Take GIGALIGHT’s innovative liquid-cooled optical interconnect modules and solutions as an example. The liquid-cooled high-speed modules can stably operate in fluorocarbon liquids and mineral oil up to 1 meter deep (certified through long-term customer validation). Compared to traditional cooling solutions, they provide higher heat dissipation efficiency and lower energy consumption, taking the computational power of high-performance computing to a new level.
High-performance computing data centers are built with high-quality systems, components, and facilities to meet the demands of HPC. These data centers provide affordable power, network, scalability, redundancy, and security required for HPC. Therefore, HPC clusters require high-performance parallel interconnect components to connect the devices.
GIGALIGHT has been a pioneer in parallel optical interconnect computing since 2013. We have been dedicated to the development of high-performance parallel optical modules and interconnect cables. Our product series covers various speeds, including 10G, 25G, 40G, 100G, 200G, 400G, and 800G, and support the INFNIBAND protocol.
Here are some key components that support parallel interconnects in HPC data centers:
– Server optical network cards based on Intel and NVIDIA chip designs, supporting parallel interconnects from 10G to 200G and extending towards 400G/800G.
– High-speed parallel optical modules designed based on VCSEL lasers, DML lasers, or silicon photonics platforms, such as 100G QSFP28 SR4/PSM4, 200G QSFP56 SR4/DR4, 200G QSFP-DD SR8/PSM8, and 400G QSFP-DD SR8/DR4.

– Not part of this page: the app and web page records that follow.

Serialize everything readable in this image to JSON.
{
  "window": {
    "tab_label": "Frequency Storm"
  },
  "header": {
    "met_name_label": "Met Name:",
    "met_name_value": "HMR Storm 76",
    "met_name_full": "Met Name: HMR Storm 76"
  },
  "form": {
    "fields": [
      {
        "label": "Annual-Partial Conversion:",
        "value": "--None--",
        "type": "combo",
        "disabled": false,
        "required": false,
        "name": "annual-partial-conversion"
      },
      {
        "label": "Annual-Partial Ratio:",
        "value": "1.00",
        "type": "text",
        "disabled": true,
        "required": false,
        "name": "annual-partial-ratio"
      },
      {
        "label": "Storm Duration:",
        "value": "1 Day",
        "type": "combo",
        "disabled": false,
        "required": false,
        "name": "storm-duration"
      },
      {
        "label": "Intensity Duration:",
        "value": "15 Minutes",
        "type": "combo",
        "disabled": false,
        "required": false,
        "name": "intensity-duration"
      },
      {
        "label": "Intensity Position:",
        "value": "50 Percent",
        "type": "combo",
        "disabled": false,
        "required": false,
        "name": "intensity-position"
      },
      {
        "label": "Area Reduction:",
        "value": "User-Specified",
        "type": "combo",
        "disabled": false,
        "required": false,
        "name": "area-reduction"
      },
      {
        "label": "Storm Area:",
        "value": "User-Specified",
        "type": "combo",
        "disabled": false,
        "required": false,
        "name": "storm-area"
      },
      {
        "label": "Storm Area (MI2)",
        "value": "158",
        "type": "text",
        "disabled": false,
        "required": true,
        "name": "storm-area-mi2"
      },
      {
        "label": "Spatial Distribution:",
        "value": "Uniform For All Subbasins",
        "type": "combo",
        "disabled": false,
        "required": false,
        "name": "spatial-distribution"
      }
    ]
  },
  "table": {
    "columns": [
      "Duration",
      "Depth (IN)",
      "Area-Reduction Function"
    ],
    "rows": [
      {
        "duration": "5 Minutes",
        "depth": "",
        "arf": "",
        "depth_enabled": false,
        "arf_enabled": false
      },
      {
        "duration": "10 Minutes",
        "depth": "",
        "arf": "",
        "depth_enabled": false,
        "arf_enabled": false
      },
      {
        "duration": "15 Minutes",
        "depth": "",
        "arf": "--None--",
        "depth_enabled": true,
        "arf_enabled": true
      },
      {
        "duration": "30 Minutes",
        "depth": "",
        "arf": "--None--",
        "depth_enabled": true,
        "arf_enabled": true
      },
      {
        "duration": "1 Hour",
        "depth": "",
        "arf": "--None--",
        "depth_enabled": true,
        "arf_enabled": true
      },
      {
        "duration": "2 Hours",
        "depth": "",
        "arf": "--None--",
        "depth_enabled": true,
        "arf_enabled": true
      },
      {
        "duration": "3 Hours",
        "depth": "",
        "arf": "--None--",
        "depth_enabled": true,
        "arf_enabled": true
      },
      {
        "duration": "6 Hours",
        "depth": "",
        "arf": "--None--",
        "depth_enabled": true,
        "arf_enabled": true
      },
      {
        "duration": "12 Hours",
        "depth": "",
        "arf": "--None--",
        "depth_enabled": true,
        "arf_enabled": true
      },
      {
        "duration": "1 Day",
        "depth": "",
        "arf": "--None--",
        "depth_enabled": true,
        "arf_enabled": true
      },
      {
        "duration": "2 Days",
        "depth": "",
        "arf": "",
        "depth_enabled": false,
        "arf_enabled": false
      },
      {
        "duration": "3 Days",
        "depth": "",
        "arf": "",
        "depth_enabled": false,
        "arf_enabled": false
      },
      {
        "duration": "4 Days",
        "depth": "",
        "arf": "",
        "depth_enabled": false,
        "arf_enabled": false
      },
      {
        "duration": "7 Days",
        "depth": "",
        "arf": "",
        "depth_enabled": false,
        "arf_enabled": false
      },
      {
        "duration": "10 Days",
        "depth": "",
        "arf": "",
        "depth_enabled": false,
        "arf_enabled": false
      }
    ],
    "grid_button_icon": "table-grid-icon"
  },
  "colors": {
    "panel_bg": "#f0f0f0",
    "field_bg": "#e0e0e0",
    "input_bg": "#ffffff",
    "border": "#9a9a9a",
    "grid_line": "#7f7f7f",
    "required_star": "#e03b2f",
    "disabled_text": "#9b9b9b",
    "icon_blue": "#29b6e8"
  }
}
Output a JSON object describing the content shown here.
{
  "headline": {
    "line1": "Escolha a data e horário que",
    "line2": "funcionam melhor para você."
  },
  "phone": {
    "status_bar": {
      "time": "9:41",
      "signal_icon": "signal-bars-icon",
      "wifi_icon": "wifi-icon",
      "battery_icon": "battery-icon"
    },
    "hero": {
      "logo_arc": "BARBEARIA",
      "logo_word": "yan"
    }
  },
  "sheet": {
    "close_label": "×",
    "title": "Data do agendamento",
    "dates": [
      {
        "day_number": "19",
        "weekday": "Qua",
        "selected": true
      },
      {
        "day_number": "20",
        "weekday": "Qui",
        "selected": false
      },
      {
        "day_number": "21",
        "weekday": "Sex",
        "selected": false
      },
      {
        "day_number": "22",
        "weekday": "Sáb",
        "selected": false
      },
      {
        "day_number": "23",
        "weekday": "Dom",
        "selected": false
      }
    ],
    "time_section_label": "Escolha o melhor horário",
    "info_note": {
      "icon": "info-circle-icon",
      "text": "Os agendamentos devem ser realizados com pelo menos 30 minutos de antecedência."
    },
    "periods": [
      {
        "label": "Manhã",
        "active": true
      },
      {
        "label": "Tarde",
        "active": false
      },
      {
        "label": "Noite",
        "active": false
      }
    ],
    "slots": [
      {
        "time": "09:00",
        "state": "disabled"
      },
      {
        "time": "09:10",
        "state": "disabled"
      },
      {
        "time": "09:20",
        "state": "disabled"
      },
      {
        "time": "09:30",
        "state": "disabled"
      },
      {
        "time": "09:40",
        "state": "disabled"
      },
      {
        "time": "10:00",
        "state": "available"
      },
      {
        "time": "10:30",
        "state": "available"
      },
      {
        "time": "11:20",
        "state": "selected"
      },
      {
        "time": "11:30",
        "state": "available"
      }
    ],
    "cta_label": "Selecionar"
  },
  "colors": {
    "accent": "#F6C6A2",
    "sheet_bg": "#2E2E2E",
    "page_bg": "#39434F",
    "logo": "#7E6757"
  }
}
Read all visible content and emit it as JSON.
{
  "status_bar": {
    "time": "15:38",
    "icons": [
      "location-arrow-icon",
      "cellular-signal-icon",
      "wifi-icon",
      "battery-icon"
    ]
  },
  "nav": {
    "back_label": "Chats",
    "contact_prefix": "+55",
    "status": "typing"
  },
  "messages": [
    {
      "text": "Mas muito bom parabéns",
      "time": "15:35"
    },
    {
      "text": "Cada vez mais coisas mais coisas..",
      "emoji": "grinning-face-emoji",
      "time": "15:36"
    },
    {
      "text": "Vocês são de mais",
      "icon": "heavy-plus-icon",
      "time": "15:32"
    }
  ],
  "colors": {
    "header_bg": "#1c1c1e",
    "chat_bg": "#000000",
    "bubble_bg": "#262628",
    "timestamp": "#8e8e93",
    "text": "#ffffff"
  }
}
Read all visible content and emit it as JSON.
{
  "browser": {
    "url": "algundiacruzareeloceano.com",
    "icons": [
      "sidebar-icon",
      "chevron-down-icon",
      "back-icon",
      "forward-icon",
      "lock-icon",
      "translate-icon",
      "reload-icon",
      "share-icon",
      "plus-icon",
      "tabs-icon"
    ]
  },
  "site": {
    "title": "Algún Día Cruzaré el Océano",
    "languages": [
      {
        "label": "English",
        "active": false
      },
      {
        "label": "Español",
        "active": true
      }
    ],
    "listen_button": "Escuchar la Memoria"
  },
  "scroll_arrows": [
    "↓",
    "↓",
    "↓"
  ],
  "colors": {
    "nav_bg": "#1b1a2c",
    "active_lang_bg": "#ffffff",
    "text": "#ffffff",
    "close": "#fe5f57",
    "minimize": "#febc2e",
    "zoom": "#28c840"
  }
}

– Short-reach parallel DAC (Direct Attach Copper) and AOC (Active Optical Cable) interconnect cables designed with low power consumption, including 400G QSFP-DD DAC/AOC, 800G QSFP-DD DAC/AOC, etc.
– Electric loopback modules that support self-loopback testing of system devices.
– Innovative liquid-cooled interconnect optical modules and solutions.
These high-quality components, along with the overall system and facilities, work together to create high-performance computing data centers that meet the requirements of HPC.